Those of-age in the Vanderbilt community can now purchase wine seven days a week at their local grocery store beginning Sunday, Jan. 6. HB 1540, passed in April 2018, altered state alcohol laws, including permitting grocery stores to sell wine on Sundays between 10 a.m. and 11 p.m.
Previous Tennessee state alcohol laws forbade the sale of alcohol on Sundays in any retailer. The new legislation, signed into law by outgoing Governor Bill Haslam April 2018, changed the laws to allow Sunday wine sales in grocery stores, as well as permitted liquor stores to open on Sundays– a portion of the bill that went into effect in August– among other changes.
“The purpose again in bringing this bill is to give consumers who are our constituents and businesses the ability to make their own decisions regarding the purchase and sale of these products instead of the current system that has the government telling them what they can do and what they can’t do,” Rep. Gerald McCormick told the Tennessean in an April article.
At the Piggly Wiggly on West End, manager David Wilson didn’t see many alcohol sales in the store on Sunday. The fairly low sales may be because local residents may not know about the change in law, he said.
The measure wasn’t universally popular in the legislature.
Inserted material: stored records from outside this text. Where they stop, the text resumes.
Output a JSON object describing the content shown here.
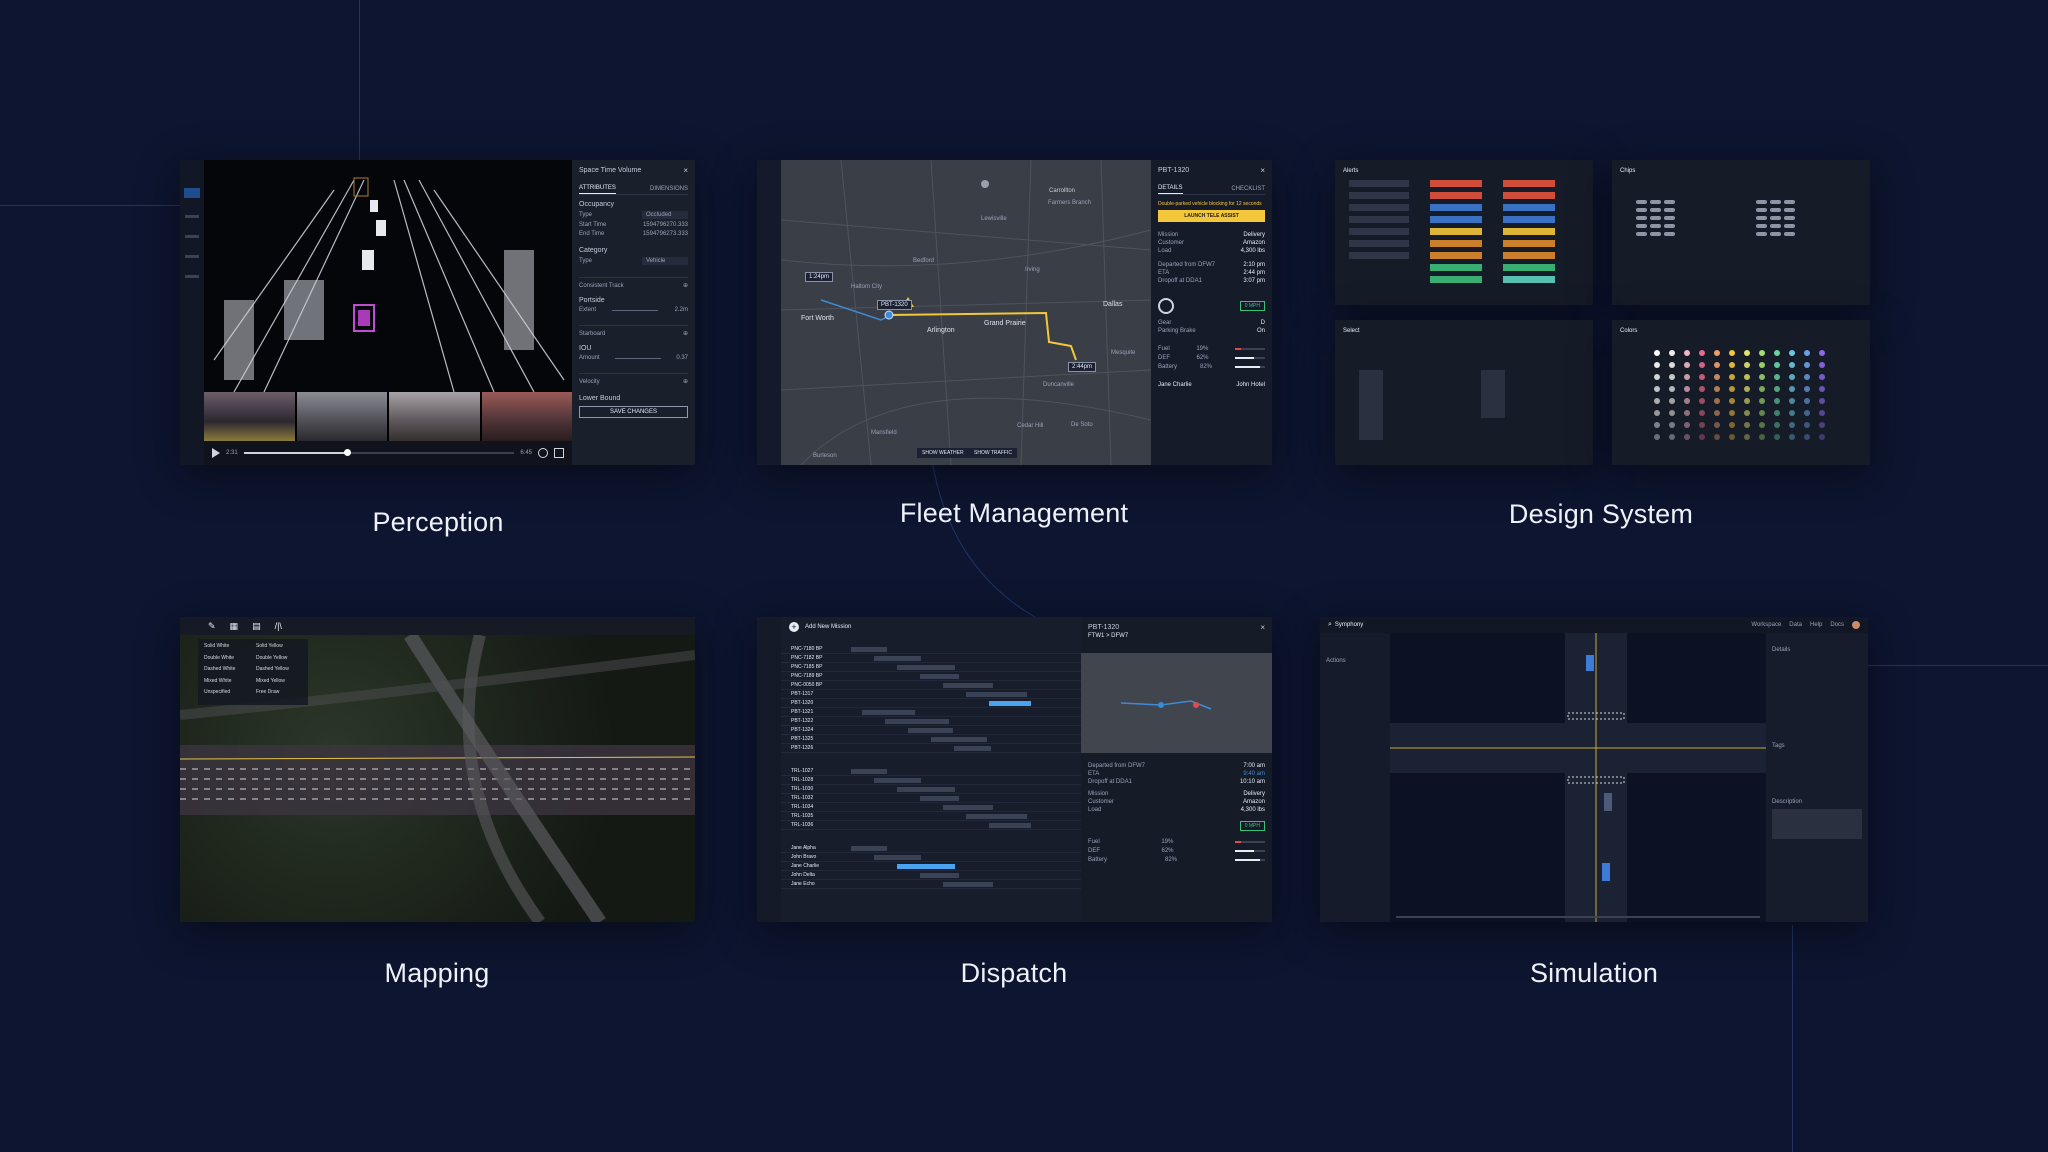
{
  "captions": {
    "perception": "Perception",
    "fleet": "Fleet Management",
    "design": "Design System",
    "mapping": "Mapping",
    "dispatch": "Dispatch",
    "simulation": "Simulation"
  },
  "perception": {
    "panel_title": "Space Time Volume",
    "tab_attributes": "ATTRIBUTES",
    "tab_dimensions": "DIMENSIONS",
    "occupancy": "Occupancy",
    "type_label": "Type",
    "type_value": "Occluded",
    "start_time_label": "Start Time",
    "start_time": "1594796270.333",
    "end_time_label": "End Time",
    "end_time": "1594796273.333",
    "category": "Category",
    "category_value": "Vehicle",
    "consistent_track": "Consistent Track",
    "portside": "Portside",
    "extent_label": "Extent",
    "extent_value": "2.2m",
    "starboard": "Starboard",
    "iou": "IOU",
    "amount_label": "Amount",
    "amount_value": "0.37",
    "velocity": "Velocity",
    "lower_bound": "Lower Bound",
    "save_changes": "SAVE CHANGES",
    "time_start": "2:31",
    "time_end": "6:45",
    "playhead": 0.38
  },
  "fleet": {
    "title": "PBT-1320",
    "tab_details": "DETAILS",
    "tab_checklist": "CHECKLIST",
    "alert": "Double-parked vehicle blocking for 12 seconds",
    "launch_button": "LAUNCH TELE ASSIST",
    "map_labels": [
      "Carrollton",
      "Farmers Branch",
      "Fort Worth",
      "Arlington",
      "Grand Prairie",
      "Dallas",
      "Irving",
      "Mesquite",
      "Cedar Hill",
      "De Soto",
      "Burleson",
      "Mansfield",
      "Duncanville",
      "Bedford",
      "Haltom City",
      "Lewisville"
    ],
    "route_badge": "PBT-1320",
    "eta_badge": "2:44pm",
    "dest_badge": "1:24pm",
    "show_weather": "SHOW WEATHER",
    "show_traffic": "SHOW TRAFFIC",
    "rows": [
      {
        "k": "Mission",
        "v": "Delivery"
      },
      {
        "k": "Customer",
        "v": "Amazon"
      },
      {
        "k": "Load",
        "v": "4,300 lbs"
      },
      {
        "k": "Departed from DFW7",
        "v": "2:10 pm"
      },
      {
        "k": "ETA",
        "v": "2:44 pm"
      },
      {
        "k": "Dropoff at DDA1",
        "v": "3:07 pm"
      }
    ],
    "speed": "0 MPH",
    "gear_label": "Gear",
    "gear_value": "D",
    "parking_label": "Parking Brake",
    "parking_value": "On",
    "fuel_label": "Fuel",
    "fuel_value": "19%",
    "def_label": "DEF",
    "def_value": "62%",
    "battery_label": "Battery",
    "battery_value": "82%",
    "fuel_level": 0.19,
    "def_level": 0.62,
    "battery_level": 0.82,
    "driver_1": "Jane Charlie",
    "driver_2": "John Hotel"
  },
  "design": {
    "alerts": "Alerts",
    "chips": "Chips",
    "select": "Select",
    "colors": "Colors"
  },
  "mapping": {
    "lane_types": [
      "Solid White",
      "Double White",
      "Dashed White",
      "Mixed White",
      "Unspecified",
      "Solid Yellow",
      "Double Yellow",
      "Dashed Yellow",
      "Mixed Yellow",
      "Free Draw"
    ]
  },
  "dispatch": {
    "add_mission": "Add New Mission",
    "right_title": "PBT-1320",
    "right_sub": "FTW1 > DFW7",
    "trucks_a": [
      "PNC-7180 BP",
      "PNC-7182 BP",
      "PNC-7185 BP",
      "PNC-7189 BP",
      "PNC-0050 BP",
      "PBT-1317",
      "PBT-1320",
      "PBT-1321",
      "PBT-1322",
      "PBT-1324",
      "PBT-1325",
      "PBT-1326"
    ],
    "trucks_b": [
      "TRL-1027",
      "TRL-1028",
      "TRL-1030",
      "TRL-1032",
      "TRL-1034",
      "TRL-1035",
      "TRL-1036"
    ],
    "drivers": [
      "Jane Alpha",
      "John Bravo",
      "Jane Charlie",
      "John Delta",
      "Jane Echo"
    ],
    "rows": [
      {
        "k": "Departed from DFW7",
        "v": "7:00 am"
      },
      {
        "k": "ETA",
        "v": "9:40 am"
      },
      {
        "k": "Dropoff at DDA1",
        "v": "10:10 am"
      },
      {
        "k": "Mission",
        "v": "Delivery"
      },
      {
        "k": "Customer",
        "v": "Amazon"
      },
      {
        "k": "Load",
        "v": "4,300 lbs"
      }
    ],
    "speed": "0 MPH",
    "fuel_label": "Fuel",
    "fuel_value": "19%",
    "def_label": "DEF",
    "def_value": "62%",
    "battery_label": "Battery",
    "battery_value": "82%",
    "fuel_level": 0.19,
    "def_level": 0.62,
    "battery_level": 0.82
  },
  "simulation": {
    "app_title": "Symphony",
    "nav": [
      "Workspace",
      "Data",
      "Help",
      "Docs"
    ],
    "actions_label": "Actions",
    "details_label": "Details",
    "tags_label": "Tags",
    "description_label": "Description"
  }
}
Some representatives opposed the sale of alcohol on Sundays on religious grounds; Rep. Andy Holt quoted the Bible in the legislative chamber to counter the legislation.
However, this logic is not well-accepted among all Christian members of the community, and some students support the change in policy to permit more lenient alcohol sales.
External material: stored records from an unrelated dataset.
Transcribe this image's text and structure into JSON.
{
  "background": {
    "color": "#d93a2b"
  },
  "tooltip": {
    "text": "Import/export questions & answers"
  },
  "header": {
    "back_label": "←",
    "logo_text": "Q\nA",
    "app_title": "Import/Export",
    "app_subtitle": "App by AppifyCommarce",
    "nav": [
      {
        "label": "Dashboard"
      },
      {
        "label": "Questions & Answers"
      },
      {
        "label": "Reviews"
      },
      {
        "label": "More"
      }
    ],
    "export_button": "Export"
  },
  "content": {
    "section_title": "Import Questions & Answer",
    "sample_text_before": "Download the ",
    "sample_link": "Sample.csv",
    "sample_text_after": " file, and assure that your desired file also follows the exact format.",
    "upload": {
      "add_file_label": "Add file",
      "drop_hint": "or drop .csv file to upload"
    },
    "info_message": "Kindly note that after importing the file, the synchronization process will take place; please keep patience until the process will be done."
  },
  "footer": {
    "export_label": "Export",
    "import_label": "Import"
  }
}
“I think that the writers of the original legislation had good intentions, but they were misguided and probably took a few Bible verses out of context,” RUF member and co-leader of freshman Bible study Reilly Menchaca said.
Senator Jeff Yarbro, who represents Vanderbilt’s district in the Tennessee Senate, supported the measure.
“The thing most people and families are short on is time, and if someone’s going to do their shopping on Sundays, they ought to be able to shop for wine or alcohol too,” Yarbro said. “I expect people will take advantage of this change in the law and that, for the most part, it will be a convenience and time saver.”